▸ **ASSIGNMENT**
Could you print every record below exactly as it appears?
--- INPUT MATERIAL Enclosed Below ---
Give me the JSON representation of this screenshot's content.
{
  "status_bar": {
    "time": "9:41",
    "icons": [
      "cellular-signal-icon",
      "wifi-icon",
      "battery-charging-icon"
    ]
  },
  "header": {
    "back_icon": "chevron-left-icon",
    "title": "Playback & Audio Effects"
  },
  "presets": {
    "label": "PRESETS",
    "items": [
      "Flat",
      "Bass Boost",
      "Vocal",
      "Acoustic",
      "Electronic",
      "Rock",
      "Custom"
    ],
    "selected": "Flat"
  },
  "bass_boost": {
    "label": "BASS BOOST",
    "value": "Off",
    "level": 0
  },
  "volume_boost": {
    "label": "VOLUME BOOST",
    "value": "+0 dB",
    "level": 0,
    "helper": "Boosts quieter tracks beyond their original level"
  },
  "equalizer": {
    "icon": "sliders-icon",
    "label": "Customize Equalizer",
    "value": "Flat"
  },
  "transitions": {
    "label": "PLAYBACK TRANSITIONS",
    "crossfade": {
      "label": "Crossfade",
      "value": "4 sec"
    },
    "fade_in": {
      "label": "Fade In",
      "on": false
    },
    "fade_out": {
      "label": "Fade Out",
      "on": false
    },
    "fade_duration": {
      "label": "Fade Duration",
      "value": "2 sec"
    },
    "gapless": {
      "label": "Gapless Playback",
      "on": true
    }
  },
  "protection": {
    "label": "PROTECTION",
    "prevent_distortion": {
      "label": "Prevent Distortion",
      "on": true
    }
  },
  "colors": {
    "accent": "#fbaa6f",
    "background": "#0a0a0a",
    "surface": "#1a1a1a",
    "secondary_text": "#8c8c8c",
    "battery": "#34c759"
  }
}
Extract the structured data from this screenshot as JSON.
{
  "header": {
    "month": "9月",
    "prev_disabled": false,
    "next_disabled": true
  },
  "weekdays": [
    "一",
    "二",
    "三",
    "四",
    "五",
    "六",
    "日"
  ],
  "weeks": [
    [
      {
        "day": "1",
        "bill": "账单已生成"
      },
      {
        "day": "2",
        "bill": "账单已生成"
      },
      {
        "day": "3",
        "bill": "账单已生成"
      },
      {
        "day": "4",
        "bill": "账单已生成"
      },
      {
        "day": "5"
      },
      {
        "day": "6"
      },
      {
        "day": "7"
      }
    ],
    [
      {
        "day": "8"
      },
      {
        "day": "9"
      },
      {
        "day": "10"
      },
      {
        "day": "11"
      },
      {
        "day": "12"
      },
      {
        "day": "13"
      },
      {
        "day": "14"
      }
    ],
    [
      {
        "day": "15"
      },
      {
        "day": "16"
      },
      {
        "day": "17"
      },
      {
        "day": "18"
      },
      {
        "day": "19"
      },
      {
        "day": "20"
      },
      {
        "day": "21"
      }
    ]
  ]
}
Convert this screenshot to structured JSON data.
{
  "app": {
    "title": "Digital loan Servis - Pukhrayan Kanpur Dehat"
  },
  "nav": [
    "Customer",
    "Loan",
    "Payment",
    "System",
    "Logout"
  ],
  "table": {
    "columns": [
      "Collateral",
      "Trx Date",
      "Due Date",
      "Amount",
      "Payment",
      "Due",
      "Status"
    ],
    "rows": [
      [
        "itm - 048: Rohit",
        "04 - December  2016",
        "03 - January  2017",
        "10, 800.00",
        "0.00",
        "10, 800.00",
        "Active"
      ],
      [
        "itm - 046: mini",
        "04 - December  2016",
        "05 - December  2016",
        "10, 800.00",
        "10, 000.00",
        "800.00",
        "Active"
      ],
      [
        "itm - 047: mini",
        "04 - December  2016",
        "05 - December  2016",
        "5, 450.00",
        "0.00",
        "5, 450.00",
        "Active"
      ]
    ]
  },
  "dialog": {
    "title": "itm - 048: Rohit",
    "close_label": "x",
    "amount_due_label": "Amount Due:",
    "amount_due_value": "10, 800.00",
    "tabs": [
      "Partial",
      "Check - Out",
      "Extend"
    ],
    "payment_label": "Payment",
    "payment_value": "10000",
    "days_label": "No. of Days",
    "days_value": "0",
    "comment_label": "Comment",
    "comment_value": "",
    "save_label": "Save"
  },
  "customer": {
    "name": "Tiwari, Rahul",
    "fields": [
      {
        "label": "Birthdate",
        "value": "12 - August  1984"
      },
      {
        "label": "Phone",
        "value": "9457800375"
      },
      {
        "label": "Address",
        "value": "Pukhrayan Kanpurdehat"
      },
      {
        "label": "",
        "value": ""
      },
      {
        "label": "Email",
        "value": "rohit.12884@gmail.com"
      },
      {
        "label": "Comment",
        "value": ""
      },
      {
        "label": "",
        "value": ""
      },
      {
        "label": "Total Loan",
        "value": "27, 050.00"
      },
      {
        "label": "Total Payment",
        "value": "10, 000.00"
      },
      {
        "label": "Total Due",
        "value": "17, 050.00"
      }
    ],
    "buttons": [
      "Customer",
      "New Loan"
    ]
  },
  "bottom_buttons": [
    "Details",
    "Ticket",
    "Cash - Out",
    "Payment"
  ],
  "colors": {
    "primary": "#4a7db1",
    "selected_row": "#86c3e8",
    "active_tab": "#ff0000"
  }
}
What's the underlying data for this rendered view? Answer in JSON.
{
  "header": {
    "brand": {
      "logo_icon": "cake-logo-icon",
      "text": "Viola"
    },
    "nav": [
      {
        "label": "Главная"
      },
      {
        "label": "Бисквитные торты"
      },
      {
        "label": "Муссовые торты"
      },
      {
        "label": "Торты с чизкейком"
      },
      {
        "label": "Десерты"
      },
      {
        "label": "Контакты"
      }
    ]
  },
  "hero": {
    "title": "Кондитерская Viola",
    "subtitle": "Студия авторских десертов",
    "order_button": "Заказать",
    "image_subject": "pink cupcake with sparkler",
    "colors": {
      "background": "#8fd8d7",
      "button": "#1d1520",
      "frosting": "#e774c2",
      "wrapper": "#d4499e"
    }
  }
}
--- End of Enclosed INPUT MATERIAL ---
▸ **RESULT**
Give me the JSON representation of this screenshot's content.
{
  "status_bar": {
    "time": "9:41",
    "icons": [
      "cellular-signal-icon",
      "wifi-icon",
      "battery-charging-icon"
    ]
  },
  "header": {
    "back_icon": "chevron-left-icon",
    "title": "Playback & Audio Effects"
  },
  "presets": {
    "label": "PRESETS",
    "items": [
      "Flat",
      "Bass Boost",
      "Vocal",
      "Acoustic",
      "Electronic",
      "Rock",
      "Custom"
    ],
    "selected": "Flat"
  },
  "bass_boost": {
    "label": "BASS BOOST",
    "value": "Off",
    "level": 0
  },
  "volume_boost": {
    "label": "VOLUME BOOST",
    "value": "+0 dB",
    "level": 0,
    "helper": "Boosts quieter tracks beyond their original level"
  },
  "equalizer": {
    "icon": "sliders-icon",
    "label": "Customize Equalizer",
    "value": "Flat"
  },
  "transitions": {
    "label": "PLAYBACK TRANSITIONS",
    "crossfade": {
      "label": "Crossfade",
      "value": "4 sec"
    },
    "fade_in": {
      "label": "Fade In",
      "on": false
    },
    "fade_out": {
      "label": "Fade Out",
      "on": false
    },
    "fade_duration": {
      "label": "Fade Duration",
      "value": "2 sec"
    },
    "gapless": {
      "label": "Gapless Playback",
      "on": true
    }
  },
  "protection": {
    "label": "PROTECTION",
    "prevent_distortion": {
      "label": "Prevent Distortion",
      "on": true
    }
  },
  "colors": {
    "accent": "#fbaa6f",
    "background": "#0a0a0a",
    "surface": "#1a1a1a",
    "secondary_text": "#8c8c8c",
    "battery": "#34c759"
  }
}
Extract the structured data from this screenshot as JSON.
{
  "header": {
    "month": "9月",
    "prev_disabled": false,
    "next_disabled": true
  },
  "weekdays": [
    "一",
    "二",
    "三",
    "四",
    "五",
    "六",
    "日"
  ],
  "weeks": [
    [
      {
        "day": "1",
        "bill": "账单已生成"
      },
      {
        "day": "2",
        "bill": "账单已生成"
      },
      {
        "day": "3",
        "bill": "账单已生成"
      },
      {
        "day": "4",
        "bill": "账单已生成"
      },
      {
        "day": "5"
      },
      {
        "day": "6"
      },
      {
        "day": "7"
      }
    ],
    [
      {
        "day": "8"
      },
      {
        "day": "9"
      },
      {
        "day": "10"
      },
      {
        "day": "11"
      },
      {
        "day": "12"
      },
      {
        "day": "13"
      },
      {
        "day": "14"
      }
    ],
    [
      {
        "day": "15"
      },
      {
        "day": "16"
      },
      {
        "day": "17"
      },
      {
        "day": "18"
      },
      {
        "day": "19"
      },
      {
        "day": "20"
      },
      {
        "day": "21"
      }
    ]
  ]
}
Convert this screenshot to structured JSON data.
{
  "app": {
    "title": "Digital loan Servis - Pukhrayan Kanpur Dehat"
  },
  "nav": [
    "Customer",
    "Loan",
    "Payment",
    "System",
    "Logout"
  ],
  "table": {
    "columns": [
      "Collateral",
      "Trx Date",
      "Due Date",
      "Amount",
      "Payment",
      "Due",
      "Status"
    ],
    "rows": [
      [
        "itm - 048: Rohit",
        "04 - December  2016",
        "03 - January  2017",
        "10, 800.00",
        "0.00",
        "10, 800.00",
        "Active"
      ],
      [
        "itm - 046: mini",
        "04 - December  2016",
        "05 - December  2016",
        "10, 800.00",
        "10, 000.00",
        "800.00",
        "Active"
      ],
      [
        "itm - 047: mini",
        "04 - December  2016",
        "05 - December  2016",
        "5, 450.00",
        "0.00",
        "5, 450.00",
        "Active"
      ]
    ]
  },
  "dialog": {
    "title": "itm - 048: Rohit",
    "close_label": "x",
    "amount_due_label": "Amount Due:",
    "amount_due_value": "10, 800.00",
    "tabs": [
      "Partial",
      "Check - Out",
      "Extend"
    ],
    "payment_label": "Payment",
    "payment_value": "10000",
    "days_label": "No. of Days",
    "days_value": "0",
    "comment_label": "Comment",
    "comment_value": "",
    "save_label": "Save"
  },
  "customer": {
    "name": "Tiwari, Rahul",
    "fields": [
      {
        "label": "Birthdate",
        "value": "12 - August  1984"
      },
      {
        "label": "Phone",
        "value": "9457800375"
      },
      {
        "label": "Address",
        "value": "Pukhrayan Kanpurdehat"
      },
      {
        "label": "",
        "value": ""
      },
      {
        "label": "Email",
        "value": "rohit.12884@gmail.com"
      },
      {
        "label": "Comment",
        "value": ""
      },
      {
        "label": "",
        "value": ""
      },
      {
        "label": "Total Loan",
        "value": "27, 050.00"
      },
      {
        "label": "Total Payment",
        "value": "10, 000.00"
      },
      {
        "label": "Total Due",
        "value": "17, 050.00"
      }
    ],
    "buttons": [
      "Customer",
      "New Loan"
    ]
  },
  "bottom_buttons": [
    "Details",
    "Ticket",
    "Cash - Out",
    "Payment"
  ],
  "colors": {
    "primary": "#4a7db1",
    "selected_row": "#86c3e8",
    "active_tab": "#ff0000"
  }
}
What's the underlying data for this rendered view? Answer in JSON.
{
  "header": {
    "brand": {
      "logo_icon": "cake-logo-icon",
      "text": "Viola"
    },
    "nav": [
      {
        "label": "Главная"
      },
      {
        "label": "Бисквитные торты"
      },
      {
        "label": "Муссовые торты"
      },
      {
        "label": "Торты с чизкейком"
      },
      {
        "label": "Десерты"
      },
      {
        "label": "Контакты"
      }
    ]
  },
  "hero": {
    "title": "Кондитерская Viola",
    "subtitle": "Студия авторских десертов",
    "order_button": "Заказать",
    "image_subject": "pink cupcake with sparkler",
    "colors": {
      "background": "#8fd8d7",
      "button": "#1d1520",
      "frosting": "#e774c2",
      "wrapper": "#d4499e"
    }
  }
}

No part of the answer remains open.